Lord Devon Boscastle and his acquaintances made no bones about why they'd accepted Fernshaw's annual invitation. Devon planned to excel at a more provocative game than jousting at a mock tournament, chivalric pretensions be damned. He'd already selected his partner and, to judge by the come-hither looks she was casting him across the crowded salon, Mrs. Lily Cranleigh was as eager for a liaison as he was.
She lifted her glass of champagne at him as if in a toast, and smiled.
Before he could respond, she turned on her heel and walked to the door without a backward glance, her gray silk half-mourning dress clinging to her lush hips, her swansdown boa draped over one flawless white shoulder.
Well, that was an opening if ever he?d been issued one.
He waited several minutes before following. There was no advantage in appearing too eager even though both he and the licentious widow were unattached.
Let the lady smolder a little longer. He?d been quietly pursuing her for weeks.
It was now his turn to tease.
He turned, deep in pleasant thoughts, and found himself unexpectedly face to face with another, far less friendly, female guest. A young country miss with whom he shared a transient if embarrassing bit of history.
Once upon a time, before Devon had completely ruined his own reputation, Major-General Sir Gideon Lydbury, Jocelyn's father, had cast his eye upon Devon as a potential husband for his only daughter.
Devon had been asked to the ancestral country pile for a lavish dinner. The problem was, he had completely forgotten to attend because he'd been carousing in the low dives of London. After all, he'd just enlisted in the cavalry and thought it quite possible that he'd be killed or injured his first year out. He'd seen no point in planning a future.
Sir Gideon, who did not share in this fatalistic view, immediately let the whole of London know that he had not appreciated the social insult, war or no war. The matter might have blown over had the man not taken a seat in Parliament and gained the political support of Devon's eldest brother, Grayson, the Marquess of Sedgecroft. Even now, from time to time Sir Gideon reminded Grayson that he had not forgotten the slight.
And, of course, Grayson, in turn, reminded Devon.

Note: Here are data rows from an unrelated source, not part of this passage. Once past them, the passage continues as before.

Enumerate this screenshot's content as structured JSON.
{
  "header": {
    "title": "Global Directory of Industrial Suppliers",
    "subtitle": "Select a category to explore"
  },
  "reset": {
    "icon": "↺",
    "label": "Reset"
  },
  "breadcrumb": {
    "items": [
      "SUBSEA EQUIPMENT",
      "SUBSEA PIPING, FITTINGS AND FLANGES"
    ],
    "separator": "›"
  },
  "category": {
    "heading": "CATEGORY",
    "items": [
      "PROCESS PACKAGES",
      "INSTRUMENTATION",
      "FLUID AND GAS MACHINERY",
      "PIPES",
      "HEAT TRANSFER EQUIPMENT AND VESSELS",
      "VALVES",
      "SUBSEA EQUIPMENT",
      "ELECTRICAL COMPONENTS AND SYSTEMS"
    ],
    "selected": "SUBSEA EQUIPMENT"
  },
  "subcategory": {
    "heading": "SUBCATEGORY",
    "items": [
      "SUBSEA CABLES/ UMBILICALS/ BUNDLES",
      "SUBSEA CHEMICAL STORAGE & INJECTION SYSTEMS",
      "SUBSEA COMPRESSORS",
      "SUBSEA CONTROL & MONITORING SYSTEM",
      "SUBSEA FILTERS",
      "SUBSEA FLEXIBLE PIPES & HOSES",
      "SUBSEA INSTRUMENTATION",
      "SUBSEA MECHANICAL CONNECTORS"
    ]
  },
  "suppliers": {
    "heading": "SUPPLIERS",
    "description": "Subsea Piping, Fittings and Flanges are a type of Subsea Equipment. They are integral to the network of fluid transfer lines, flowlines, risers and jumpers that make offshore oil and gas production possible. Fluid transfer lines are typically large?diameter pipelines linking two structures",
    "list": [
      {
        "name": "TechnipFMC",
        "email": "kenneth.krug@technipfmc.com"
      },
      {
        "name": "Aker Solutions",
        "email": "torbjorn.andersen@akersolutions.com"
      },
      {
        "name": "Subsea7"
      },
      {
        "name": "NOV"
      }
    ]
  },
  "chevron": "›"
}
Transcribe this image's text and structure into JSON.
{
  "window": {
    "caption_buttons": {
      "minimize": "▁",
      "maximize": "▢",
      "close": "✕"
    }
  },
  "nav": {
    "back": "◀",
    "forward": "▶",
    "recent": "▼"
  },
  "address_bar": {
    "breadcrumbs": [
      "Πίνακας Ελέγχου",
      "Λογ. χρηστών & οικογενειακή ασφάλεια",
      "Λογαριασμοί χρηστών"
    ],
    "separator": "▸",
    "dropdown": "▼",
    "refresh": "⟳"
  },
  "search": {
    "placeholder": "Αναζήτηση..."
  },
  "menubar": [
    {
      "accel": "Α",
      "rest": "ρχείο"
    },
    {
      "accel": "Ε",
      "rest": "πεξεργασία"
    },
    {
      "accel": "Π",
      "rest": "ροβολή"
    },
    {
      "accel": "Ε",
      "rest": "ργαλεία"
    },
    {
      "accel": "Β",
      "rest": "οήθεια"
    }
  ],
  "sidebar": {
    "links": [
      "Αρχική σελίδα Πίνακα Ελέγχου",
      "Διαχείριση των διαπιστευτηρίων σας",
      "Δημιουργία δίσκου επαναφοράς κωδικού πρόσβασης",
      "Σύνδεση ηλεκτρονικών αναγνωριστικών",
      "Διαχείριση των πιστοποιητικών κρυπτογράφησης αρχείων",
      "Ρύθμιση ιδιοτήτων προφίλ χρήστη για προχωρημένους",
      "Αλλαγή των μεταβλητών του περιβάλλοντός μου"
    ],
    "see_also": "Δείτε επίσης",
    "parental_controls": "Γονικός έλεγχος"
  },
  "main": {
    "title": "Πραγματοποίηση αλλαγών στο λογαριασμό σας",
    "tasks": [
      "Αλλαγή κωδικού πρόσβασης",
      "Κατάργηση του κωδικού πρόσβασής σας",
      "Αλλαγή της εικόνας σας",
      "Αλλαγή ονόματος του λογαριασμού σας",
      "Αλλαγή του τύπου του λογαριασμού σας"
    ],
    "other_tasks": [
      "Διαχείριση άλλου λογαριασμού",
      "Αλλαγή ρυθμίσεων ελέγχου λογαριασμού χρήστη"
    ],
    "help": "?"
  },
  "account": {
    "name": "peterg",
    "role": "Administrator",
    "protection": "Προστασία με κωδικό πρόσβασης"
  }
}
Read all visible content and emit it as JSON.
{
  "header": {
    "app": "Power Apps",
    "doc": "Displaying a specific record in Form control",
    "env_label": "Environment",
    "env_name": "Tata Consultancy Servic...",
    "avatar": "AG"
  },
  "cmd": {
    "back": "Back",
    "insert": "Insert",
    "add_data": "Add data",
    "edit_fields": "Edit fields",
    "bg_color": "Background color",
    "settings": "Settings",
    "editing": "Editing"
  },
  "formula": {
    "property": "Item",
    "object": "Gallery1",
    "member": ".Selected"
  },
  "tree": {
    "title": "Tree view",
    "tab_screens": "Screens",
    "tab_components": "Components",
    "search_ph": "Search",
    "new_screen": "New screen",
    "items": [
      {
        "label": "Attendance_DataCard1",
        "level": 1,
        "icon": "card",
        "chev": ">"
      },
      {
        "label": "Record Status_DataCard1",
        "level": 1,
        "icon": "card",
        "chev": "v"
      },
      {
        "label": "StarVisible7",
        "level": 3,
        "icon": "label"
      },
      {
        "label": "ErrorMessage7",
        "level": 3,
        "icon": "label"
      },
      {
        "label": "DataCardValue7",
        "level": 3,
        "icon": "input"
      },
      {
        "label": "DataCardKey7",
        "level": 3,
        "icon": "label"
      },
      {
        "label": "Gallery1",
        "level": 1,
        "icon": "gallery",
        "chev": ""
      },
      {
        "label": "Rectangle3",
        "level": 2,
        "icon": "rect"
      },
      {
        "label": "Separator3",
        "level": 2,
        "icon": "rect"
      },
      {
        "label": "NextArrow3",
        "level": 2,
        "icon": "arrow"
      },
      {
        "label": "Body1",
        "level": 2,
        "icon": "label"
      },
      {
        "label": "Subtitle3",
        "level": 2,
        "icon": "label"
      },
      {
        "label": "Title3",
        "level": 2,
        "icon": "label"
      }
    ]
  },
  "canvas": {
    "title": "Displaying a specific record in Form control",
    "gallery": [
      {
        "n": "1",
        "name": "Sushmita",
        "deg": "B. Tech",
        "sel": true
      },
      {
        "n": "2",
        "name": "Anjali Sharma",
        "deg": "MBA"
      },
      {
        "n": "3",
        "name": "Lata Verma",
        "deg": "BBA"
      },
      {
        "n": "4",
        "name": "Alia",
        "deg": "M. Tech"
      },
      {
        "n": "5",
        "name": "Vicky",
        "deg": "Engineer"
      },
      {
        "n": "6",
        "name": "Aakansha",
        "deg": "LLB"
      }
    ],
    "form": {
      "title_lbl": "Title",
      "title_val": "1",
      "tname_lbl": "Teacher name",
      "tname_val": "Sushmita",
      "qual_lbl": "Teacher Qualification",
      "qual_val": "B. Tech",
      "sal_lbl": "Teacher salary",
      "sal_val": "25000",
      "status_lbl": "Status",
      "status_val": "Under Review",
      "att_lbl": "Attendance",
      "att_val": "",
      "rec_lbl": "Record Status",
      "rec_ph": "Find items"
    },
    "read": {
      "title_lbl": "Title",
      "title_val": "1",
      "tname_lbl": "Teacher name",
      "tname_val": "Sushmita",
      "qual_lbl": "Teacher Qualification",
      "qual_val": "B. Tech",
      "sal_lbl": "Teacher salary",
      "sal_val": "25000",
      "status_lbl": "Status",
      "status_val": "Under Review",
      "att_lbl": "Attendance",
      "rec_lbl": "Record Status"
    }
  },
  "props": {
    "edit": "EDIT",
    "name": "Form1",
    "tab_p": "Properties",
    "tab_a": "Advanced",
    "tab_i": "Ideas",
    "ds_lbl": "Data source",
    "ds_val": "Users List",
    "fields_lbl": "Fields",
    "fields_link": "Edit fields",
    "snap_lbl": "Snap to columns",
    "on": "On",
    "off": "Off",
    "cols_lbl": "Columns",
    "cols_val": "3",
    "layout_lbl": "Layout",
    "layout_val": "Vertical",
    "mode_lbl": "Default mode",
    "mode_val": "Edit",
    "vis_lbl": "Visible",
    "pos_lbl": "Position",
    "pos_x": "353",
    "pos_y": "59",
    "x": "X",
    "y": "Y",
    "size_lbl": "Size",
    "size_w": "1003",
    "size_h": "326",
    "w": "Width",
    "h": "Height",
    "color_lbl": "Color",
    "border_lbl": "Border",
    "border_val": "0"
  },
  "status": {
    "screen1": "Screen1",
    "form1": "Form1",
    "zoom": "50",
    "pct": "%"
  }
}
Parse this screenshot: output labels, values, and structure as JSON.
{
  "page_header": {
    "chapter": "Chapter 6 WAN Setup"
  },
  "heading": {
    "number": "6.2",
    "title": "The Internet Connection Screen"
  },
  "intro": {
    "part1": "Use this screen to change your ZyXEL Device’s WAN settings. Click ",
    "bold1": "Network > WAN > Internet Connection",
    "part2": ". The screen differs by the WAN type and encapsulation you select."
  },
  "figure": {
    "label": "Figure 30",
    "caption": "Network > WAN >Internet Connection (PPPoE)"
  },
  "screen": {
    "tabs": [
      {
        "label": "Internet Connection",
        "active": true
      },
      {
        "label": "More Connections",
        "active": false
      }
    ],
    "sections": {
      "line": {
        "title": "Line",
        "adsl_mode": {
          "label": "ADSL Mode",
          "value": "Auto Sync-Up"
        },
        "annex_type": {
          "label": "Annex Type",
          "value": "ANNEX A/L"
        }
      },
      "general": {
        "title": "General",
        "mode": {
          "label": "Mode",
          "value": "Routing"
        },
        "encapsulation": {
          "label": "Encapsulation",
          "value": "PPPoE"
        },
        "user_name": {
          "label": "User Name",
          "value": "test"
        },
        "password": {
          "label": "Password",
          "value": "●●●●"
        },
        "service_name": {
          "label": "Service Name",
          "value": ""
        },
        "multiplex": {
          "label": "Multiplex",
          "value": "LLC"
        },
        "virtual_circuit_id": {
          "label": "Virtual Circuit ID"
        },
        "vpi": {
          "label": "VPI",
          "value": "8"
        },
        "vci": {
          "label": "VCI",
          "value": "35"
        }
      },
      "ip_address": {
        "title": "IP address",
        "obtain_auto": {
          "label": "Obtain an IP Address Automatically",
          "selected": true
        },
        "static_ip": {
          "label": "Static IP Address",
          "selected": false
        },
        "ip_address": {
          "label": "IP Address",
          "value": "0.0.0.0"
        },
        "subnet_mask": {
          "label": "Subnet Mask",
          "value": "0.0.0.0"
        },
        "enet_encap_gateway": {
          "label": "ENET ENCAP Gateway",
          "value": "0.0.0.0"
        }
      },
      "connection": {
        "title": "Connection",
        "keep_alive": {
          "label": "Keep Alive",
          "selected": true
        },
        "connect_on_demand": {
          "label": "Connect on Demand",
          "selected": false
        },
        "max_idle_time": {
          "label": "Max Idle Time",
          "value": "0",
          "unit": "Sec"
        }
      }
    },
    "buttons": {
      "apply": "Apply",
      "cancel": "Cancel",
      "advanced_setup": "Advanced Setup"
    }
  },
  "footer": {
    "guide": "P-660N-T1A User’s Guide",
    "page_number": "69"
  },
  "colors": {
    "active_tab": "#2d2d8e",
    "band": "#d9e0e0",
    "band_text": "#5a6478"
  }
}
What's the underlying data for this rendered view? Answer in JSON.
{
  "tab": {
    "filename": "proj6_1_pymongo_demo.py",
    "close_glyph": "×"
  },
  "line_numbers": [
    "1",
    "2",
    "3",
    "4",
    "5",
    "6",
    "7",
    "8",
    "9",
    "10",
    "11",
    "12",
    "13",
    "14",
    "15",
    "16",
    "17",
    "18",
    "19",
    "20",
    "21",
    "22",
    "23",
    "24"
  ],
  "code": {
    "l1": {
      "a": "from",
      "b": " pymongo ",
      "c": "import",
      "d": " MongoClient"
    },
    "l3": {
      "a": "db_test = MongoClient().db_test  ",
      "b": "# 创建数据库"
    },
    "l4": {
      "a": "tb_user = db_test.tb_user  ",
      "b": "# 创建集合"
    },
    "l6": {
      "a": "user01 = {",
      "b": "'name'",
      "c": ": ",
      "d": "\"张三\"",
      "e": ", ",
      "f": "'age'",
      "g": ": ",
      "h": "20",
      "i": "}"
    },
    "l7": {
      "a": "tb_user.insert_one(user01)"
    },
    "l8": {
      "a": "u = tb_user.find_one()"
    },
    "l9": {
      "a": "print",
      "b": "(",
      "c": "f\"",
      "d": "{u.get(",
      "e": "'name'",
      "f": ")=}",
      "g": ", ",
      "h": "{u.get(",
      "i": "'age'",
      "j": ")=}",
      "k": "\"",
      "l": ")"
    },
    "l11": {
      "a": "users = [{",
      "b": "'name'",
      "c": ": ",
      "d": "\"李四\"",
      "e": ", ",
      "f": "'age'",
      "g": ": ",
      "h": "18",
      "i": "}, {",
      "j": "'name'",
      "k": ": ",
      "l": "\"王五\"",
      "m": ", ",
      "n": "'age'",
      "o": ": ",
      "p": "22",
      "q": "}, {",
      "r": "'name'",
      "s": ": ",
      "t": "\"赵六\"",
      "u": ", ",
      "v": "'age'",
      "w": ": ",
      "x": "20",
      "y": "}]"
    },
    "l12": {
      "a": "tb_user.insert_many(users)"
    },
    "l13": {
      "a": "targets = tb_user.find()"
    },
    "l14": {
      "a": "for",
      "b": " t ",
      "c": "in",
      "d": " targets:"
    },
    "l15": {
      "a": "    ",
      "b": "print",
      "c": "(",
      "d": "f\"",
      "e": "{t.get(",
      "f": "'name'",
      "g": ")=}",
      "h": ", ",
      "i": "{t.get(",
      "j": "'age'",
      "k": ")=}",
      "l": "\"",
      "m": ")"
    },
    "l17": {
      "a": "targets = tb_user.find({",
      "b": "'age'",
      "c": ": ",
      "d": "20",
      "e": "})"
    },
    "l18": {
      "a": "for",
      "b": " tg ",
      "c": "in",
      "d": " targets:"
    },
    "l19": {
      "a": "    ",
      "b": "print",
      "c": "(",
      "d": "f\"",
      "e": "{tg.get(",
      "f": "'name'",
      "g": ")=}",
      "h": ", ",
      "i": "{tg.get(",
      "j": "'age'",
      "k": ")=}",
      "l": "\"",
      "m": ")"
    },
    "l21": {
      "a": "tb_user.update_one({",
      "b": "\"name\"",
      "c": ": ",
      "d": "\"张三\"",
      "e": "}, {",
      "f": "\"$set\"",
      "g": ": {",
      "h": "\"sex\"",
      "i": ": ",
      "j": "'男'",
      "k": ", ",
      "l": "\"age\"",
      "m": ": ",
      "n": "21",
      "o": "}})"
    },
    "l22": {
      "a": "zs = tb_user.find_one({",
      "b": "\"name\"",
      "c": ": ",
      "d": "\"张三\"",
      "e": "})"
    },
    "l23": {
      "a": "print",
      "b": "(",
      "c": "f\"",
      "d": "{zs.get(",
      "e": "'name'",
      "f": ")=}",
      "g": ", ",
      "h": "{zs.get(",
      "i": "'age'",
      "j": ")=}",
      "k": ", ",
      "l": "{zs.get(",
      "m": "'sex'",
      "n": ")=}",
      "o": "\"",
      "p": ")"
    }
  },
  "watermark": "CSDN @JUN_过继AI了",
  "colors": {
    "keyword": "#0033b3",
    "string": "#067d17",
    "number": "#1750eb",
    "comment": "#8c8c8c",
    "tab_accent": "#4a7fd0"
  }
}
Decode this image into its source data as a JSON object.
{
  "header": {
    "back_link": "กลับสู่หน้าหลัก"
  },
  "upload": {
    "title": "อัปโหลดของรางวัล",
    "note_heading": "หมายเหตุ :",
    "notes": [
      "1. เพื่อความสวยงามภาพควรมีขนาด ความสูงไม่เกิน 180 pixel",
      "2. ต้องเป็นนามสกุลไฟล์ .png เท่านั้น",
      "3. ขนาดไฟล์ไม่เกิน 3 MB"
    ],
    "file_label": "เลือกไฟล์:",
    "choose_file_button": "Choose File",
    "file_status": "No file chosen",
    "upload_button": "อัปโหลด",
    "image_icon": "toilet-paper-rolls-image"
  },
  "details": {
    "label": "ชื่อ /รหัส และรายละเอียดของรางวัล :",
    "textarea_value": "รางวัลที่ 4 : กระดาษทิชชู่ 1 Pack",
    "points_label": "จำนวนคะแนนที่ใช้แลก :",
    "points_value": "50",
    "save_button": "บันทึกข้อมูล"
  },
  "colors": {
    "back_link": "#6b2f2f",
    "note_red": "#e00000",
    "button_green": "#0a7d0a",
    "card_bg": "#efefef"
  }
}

Devon assessed the woman before him with an experienced glance. Her hair was not the ordinary brown he?d thought it was, but a deep burnished-gold becomingly swept back from her face in an elegant coil. Her face was one that the years had rendered more appealing than he remembered. Her dark eyes held his gaze.